MATERIAL SHOWN below:
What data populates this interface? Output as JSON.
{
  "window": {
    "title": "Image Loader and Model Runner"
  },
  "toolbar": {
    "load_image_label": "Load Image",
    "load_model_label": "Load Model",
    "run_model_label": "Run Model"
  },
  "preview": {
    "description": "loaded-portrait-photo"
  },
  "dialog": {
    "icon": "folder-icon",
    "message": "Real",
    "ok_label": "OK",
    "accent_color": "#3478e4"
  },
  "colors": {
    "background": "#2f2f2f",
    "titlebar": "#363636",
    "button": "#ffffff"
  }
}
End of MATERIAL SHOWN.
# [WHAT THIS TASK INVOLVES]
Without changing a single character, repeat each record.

# [ANSWER SECTION]
What data populates this interface? Output as JSON.
{
  "window": {
    "title": "Image Loader and Model Runner"
  },
  "toolbar": {
    "load_image_label": "Load Image",
    "load_model_label": "Load Model",
    "run_model_label": "Run Model"
  },
  "preview": {
    "description": "loaded-portrait-photo"
  },
  "dialog": {
    "icon": "folder-icon",
    "message": "Real",
    "ok_label": "OK",
    "accent_color": "#3478e4"
  },
  "colors": {
    "background": "#2f2f2f",
    "titlebar": "#363636",
    "button": "#ffffff"
  }
}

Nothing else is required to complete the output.